YOUR GOAL: Copy the records out again in full, keeping them identical.

[[ THE RECORDS, beginning ]]

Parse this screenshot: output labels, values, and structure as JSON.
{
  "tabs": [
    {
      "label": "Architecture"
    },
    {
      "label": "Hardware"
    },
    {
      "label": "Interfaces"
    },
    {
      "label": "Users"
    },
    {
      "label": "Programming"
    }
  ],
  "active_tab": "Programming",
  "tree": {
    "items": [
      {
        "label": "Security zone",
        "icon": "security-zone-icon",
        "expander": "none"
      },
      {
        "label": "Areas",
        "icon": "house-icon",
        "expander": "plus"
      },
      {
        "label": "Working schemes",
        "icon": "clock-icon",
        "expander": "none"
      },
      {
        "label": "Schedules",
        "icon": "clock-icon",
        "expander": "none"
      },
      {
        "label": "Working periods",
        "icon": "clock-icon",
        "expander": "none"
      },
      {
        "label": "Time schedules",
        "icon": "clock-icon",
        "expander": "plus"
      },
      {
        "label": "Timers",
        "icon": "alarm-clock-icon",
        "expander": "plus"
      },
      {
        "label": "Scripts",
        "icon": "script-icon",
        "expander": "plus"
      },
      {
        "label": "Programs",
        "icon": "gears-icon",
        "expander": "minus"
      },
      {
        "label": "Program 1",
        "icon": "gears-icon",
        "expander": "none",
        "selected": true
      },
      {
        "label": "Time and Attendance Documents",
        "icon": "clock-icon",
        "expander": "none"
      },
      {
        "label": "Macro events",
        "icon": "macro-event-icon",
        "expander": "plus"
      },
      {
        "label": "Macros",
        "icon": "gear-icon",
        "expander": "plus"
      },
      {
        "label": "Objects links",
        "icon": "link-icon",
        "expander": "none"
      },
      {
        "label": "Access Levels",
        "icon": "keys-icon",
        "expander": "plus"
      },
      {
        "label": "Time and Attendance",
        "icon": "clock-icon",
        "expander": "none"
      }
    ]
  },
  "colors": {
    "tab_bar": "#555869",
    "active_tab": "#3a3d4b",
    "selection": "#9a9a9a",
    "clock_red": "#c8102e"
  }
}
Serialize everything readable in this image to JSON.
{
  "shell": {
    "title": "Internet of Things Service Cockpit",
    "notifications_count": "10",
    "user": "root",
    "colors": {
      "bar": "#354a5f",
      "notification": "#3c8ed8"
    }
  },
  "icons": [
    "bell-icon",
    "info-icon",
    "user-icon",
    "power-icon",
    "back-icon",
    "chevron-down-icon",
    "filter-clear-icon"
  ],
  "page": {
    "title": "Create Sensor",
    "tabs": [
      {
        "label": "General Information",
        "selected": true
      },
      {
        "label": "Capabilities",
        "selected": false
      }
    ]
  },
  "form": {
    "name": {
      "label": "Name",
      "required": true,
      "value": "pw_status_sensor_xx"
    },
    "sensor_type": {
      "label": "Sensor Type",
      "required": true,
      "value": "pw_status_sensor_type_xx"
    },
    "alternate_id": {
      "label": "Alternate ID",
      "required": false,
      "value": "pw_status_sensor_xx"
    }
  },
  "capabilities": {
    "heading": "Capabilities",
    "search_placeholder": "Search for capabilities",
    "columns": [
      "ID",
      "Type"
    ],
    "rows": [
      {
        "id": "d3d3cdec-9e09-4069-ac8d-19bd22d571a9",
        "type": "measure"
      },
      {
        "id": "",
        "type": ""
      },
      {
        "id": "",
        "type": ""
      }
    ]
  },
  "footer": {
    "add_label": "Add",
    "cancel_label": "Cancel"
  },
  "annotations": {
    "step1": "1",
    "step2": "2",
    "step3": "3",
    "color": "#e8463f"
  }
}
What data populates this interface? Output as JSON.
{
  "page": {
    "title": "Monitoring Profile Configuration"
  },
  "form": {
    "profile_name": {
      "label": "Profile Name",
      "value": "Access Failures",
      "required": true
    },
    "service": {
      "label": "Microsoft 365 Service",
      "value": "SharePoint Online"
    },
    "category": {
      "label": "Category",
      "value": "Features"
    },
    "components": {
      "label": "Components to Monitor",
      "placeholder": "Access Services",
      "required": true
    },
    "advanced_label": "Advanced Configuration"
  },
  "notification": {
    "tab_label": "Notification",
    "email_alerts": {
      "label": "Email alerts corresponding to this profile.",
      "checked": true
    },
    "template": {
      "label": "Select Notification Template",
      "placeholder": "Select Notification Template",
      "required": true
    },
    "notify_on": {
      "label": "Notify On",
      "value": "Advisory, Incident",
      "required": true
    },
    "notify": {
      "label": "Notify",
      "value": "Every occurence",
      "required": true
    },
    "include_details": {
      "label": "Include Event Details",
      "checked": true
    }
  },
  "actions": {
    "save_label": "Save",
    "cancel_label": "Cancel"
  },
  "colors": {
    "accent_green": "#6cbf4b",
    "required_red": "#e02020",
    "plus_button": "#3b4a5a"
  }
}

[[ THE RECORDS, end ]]

SOLVED PROBLEM:
Parse this screenshot: output labels, values, and structure as JSON.
{
  "tabs": [
    {
      "label": "Architecture"
    },
    {
      "label": "Hardware"
    },
    {
      "label": "Interfaces"
    },
    {
      "label": "Users"
    },
    {
      "label": "Programming"
    }
  ],
  "active_tab": "Programming",
  "tree": {
    "items": [
      {
        "label": "Security zone",
        "icon": "security-zone-icon",
        "expander": "none"
      },
      {
        "label": "Areas",
        "icon": "house-icon",
        "expander": "plus"
      },
      {
        "label": "Working schemes",
        "icon": "clock-icon",
        "expander": "none"
      },
      {
        "label": "Schedules",
        "icon": "clock-icon",
        "expander": "none"
      },
      {
        "label": "Working periods",
        "icon": "clock-icon",
        "expander": "none"
      },
      {
        "label": "Time schedules",
        "icon": "clock-icon",
        "expander": "plus"
      },
      {
        "label": "Timers",
        "icon": "alarm-clock-icon",
        "expander": "plus"
      },
      {
        "label": "Scripts",
        "icon": "script-icon",
        "expander": "plus"
      },
      {
        "label": "Programs",
        "icon": "gears-icon",
        "expander": "minus"
      },
      {
        "label": "Program 1",
        "icon": "gears-icon",
        "expander": "none",
        "selected": true
      },
      {
        "label": "Time and Attendance Documents",
        "icon": "clock-icon",
        "expander": "none"
      },
      {
        "label": "Macro events",
        "icon": "macro-event-icon",
        "expander": "plus"
      },
      {
        "label": "Macros",
        "icon": "gear-icon",
        "expander": "plus"
      },
      {
        "label": "Objects links",
        "icon": "link-icon",
        "expander": "none"
      },
      {
        "label": "Access Levels",
        "icon": "keys-icon",
        "expander": "plus"
      },
      {
        "label": "Time and Attendance",
        "icon": "clock-icon",
        "expander": "none"
      }
    ]
  },
  "colors": {
    "tab_bar": "#555869",
    "active_tab": "#3a3d4b",
    "selection": "#9a9a9a",
    "clock_red": "#c8102e"
  }
}
Serialize everything readable in this image to JSON.
{
  "shell": {
    "title": "Internet of Things Service Cockpit",
    "notifications_count": "10",
    "user": "root",
    "colors": {
      "bar": "#354a5f",
      "notification": "#3c8ed8"
    }
  },
  "icons": [
    "bell-icon",
    "info-icon",
    "user-icon",
    "power-icon",
    "back-icon",
    "chevron-down-icon",
    "filter-clear-icon"
  ],
  "page": {
    "title": "Create Sensor",
    "tabs": [
      {
        "label": "General Information",
        "selected": true
      },
      {
        "label": "Capabilities",
        "selected": false
      }
    ]
  },
  "form": {
    "name": {
      "label": "Name",
      "required": true,
      "value": "pw_status_sensor_xx"
    },
    "sensor_type": {
      "label": "Sensor Type",
      "required": true,
      "value": "pw_status_sensor_type_xx"
    },
    "alternate_id": {
      "label": "Alternate ID",
      "required": false,
      "value": "pw_status_sensor_xx"
    }
  },
  "capabilities": {
    "heading": "Capabilities",
    "search_placeholder": "Search for capabilities",
    "columns": [
      "ID",
      "Type"
    ],
    "rows": [
      {
        "id": "d3d3cdec-9e09-4069-ac8d-19bd22d571a9",
        "type": "measure"
      },
      {
        "id": "",
        "type": ""
      },
      {
        "id": "",
        "type": ""
      }
    ]
  },
  "footer": {
    "add_label": "Add",
    "cancel_label": "Cancel"
  },
  "annotations": {
    "step1": "1",
    "step2": "2",
    "step3": "3",
    "color": "#e8463f"
  }
}
What data populates this interface? Output as JSON.
{
  "page": {
    "title": "Monitoring Profile Configuration"
  },
  "form": {
    "profile_name": {
      "label": "Profile Name",
      "value": "Access Failures",
      "required": true
    },
    "service": {
      "label": "Microsoft 365 Service",
      "value": "SharePoint Online"
    },
    "category": {
      "label": "Category",
      "value": "Features"
    },
    "components": {
      "label": "Components to Monitor",
      "placeholder": "Access Services",
      "required": true
    },
    "advanced_label": "Advanced Configuration"
  },
  "notification": {
    "tab_label": "Notification",
    "email_alerts": {
      "label": "Email alerts corresponding to this profile.",
      "checked": true
    },
    "template": {
      "label": "Select Notification Template",
      "placeholder": "Select Notification Template",
      "required": true
    },
    "notify_on": {
      "label": "Notify On",
      "value": "Advisory, Incident",
      "required": true
    },
    "notify": {
      "label": "Notify",
      "value": "Every occurence",
      "required": true
    },
    "include_details": {
      "label": "Include Event Details",
      "checked": true
    }
  },
  "actions": {
    "save_label": "Save",
    "cancel_label": "Cancel"
  },
  "colors": {
    "accent_green": "#6cbf4b",
    "required_red": "#e02020",
    "plus_button": "#3b4a5a"
  }
}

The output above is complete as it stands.